Title: The Crystal Structure of D-RiboseóAt Last!

Angewandte Chemie International Edition 2000, 39, No. 26, 4503-4505, Permalink to the article: dx.doi.org/10.1002/anie.201001266

####

For more information, please click here

Copyright © Angewandte Chemie

If you have a comment, please Contact us.

Issuers of news releases, not 7th Wave, Inc. or Nanotechnology Now, are solely responsible for the accuracy of the content.

Bookmark:
Delicious Digg Newsvine Google Yahoo Reddit Magnoliacom Furl Facebook

Related News Press

News and information

Ultrathin device harvests electricity from human motion July 23rd, 2017

The July 23 close fly-by of asteroid 2017 BS5 is explored in a Q&A with Dr. John S. Lewis, chief scientist at Deep Space Industries July 23rd, 2017

Scientists announce the quest for high-index materials: All-dielectric nanophotonics: The quest for better materials and fabrication techniques July 22nd, 2017

Pulses of electrons manipulate nanomagnets and store information: Scientists use electron pulses to create and manipulate nanoscale magnetic excitations that can store data July 21st, 2017

Semiliquid chains pulled out of a sea of microparticles July 20th, 2017

Chemistry

Scientists announce the quest for high-index materials: All-dielectric nanophotonics: The quest for better materials and fabrication techniques July 22nd, 2017

Tokyo Institute of Technology research: Antiaromatic molecule displays record electrical conductance July 19th, 2017

Academic/Education

The Physics Department of Imperial College, London, uses the Quorum Q150T to deposit metals and ITO to make plasmonic sensors and electric contact pads July 13th, 2017

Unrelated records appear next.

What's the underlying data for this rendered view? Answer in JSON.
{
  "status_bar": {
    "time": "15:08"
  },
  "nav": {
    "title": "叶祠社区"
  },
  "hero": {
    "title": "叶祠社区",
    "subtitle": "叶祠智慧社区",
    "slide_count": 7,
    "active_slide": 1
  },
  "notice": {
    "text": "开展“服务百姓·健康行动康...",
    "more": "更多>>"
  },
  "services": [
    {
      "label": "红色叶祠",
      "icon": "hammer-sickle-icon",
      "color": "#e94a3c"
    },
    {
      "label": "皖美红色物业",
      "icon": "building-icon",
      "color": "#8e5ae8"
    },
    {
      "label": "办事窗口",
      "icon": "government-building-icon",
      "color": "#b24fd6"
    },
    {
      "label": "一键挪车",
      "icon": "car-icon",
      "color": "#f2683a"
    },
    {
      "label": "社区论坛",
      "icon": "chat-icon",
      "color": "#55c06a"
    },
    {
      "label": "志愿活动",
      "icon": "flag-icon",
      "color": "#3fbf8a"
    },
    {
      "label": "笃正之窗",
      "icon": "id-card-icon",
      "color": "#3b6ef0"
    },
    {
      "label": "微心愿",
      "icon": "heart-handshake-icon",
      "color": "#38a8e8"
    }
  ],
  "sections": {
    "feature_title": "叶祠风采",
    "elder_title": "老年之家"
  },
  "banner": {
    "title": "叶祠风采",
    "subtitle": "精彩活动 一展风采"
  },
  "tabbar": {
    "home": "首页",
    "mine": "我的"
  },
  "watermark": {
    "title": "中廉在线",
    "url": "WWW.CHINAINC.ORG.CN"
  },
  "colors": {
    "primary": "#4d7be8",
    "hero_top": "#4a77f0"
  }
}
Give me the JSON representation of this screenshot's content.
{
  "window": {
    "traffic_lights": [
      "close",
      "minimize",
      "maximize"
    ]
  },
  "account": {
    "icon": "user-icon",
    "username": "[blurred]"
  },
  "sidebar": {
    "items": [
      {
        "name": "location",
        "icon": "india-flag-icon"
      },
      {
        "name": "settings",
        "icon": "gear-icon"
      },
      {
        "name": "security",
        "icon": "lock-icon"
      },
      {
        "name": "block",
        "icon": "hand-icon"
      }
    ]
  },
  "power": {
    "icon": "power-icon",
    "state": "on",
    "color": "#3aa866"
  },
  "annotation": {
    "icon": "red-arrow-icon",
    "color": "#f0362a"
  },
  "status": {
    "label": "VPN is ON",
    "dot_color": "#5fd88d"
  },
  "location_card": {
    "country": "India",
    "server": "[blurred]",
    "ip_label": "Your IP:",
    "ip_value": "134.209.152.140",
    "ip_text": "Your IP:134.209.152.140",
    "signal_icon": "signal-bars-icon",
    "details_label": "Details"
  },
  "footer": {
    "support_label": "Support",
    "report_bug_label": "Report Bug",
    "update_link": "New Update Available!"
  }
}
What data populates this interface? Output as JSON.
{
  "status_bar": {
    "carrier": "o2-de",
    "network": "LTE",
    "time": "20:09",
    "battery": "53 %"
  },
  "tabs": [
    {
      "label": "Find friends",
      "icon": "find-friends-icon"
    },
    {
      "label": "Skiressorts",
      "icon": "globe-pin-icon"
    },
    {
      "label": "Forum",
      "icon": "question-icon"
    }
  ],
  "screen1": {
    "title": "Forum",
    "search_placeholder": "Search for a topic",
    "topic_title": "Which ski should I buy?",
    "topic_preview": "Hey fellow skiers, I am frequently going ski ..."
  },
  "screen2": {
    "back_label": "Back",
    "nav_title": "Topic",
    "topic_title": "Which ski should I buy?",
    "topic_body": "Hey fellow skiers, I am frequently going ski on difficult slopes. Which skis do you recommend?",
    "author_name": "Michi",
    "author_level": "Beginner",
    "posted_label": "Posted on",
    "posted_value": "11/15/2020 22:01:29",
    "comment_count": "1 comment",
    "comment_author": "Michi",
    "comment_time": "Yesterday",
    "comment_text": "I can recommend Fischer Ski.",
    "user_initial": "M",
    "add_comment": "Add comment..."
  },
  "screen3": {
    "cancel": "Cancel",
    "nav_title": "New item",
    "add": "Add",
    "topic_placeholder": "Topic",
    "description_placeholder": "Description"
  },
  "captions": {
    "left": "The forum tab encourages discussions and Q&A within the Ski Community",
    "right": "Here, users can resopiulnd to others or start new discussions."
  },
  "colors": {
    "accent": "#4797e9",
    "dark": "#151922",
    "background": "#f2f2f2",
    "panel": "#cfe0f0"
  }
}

Oxford Instruments congratulates Lancaster University for inaugurating the IsoLab, built for studying quantum systems June 20th, 2017

The 2017 Winners for Generation Nano June 8th, 2017

MIT Energy Initiative awards 10 seed fund grants for early-stage energy research May 4th, 2017

Discoveries

Scientists announce the quest for high-index materials: All-dielectric nanophotonics: The quest for better materials and fabrication techniques July 22nd, 2017

Pulses of electrons manipulate nanomagnets and store information: Scientists use electron pulses to create and manipulate nanoscale magnetic excitations that can store data July 21st, 2017

The first light atomic nucleus with a second face July 20th, 2017

Semiliquid chains pulled out of a sea of microparticles July 20th, 2017

Announcements

Ultrathin device harvests electricity from human motion July 23rd, 2017

The July 23 close fly-by of asteroid 2017 BS5 is explored in a Q&A with Dr. John S. Lewis, chief scientist at Deep Space Industries July 23rd, 2017

Scientists announce the quest for high-index materials: All-dielectric nanophotonics: The quest for better materials and fabrication techniques July 22nd, 2017

Pulses of electrons manipulate nanomagnets and store information: Scientists use electron pulses to create and manipulate nanoscale magnetic excitations that can store data July 21st, 2017

NanoNews-Digest
The latest news from around the world, FREE



  Premium Products
NanoNews-Custom
Only the news you want to read!
 Learn More
NanoTech-Transfer
University Technology Transfer & Patents
 Learn More
NanoStrategies
Full-service, expert consulting
 Learn More











ASP
Nanotechnology Now Featured Books




NNN

The Hunger Project